WE HAVE USED the empirical research data and the assessment methods described in chapter 4 to identify three distinct family types that have different characteristics in terms of two key dimensions: (1) the quality of parent-child attachment and (2) the way that affect is expressed among family members.
By combining these two dimensions of family environment, we have been able to deepen our understanding of the relational patterns in the families of patients with major psychiatric disturbance. These three family types have distinctly different treatment needs.
The first group, which we called the high-intensity family, is characterized by attachments that are strong and positive, if intense, and by interactions among family members that are overinvolved and sometimes highly critical, or intrusive. A second group of families, called low-intensity, is characterized by parents who are positively attached to the patient but who are also fairly low-key in terms of family affective climate—that is, they show little evidence of the entrenched criticism or intrusiveness toward the patient, expressed either in terms of attitude or behavior.

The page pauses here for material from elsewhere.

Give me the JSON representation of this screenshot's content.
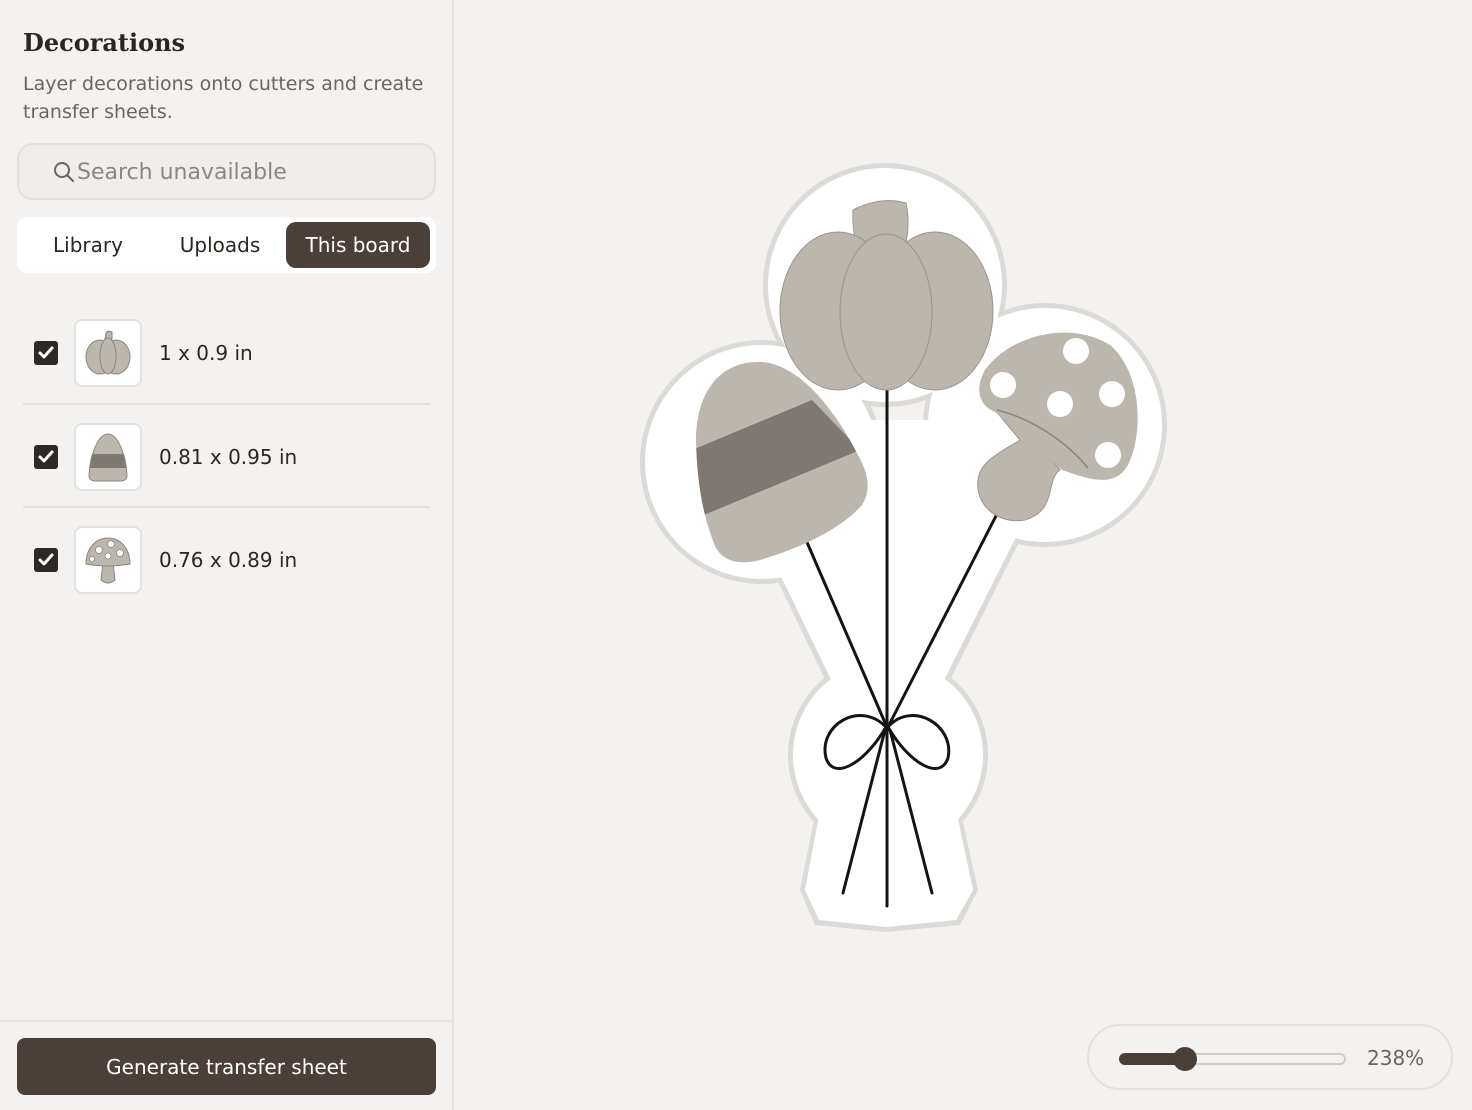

The third group of families, called disconnected, is characterized by family interactions in which one or both parents are noticeably disengaged from the patient or his problems. This fundamental emotional disconnection manifests itself through a wide range of family interactions. Some parents appear to be highly critical or overinvolved with the patient, whereas others appear to be totally uninvolved or mildly detached. Research measures, however, suggest that regardless of the surface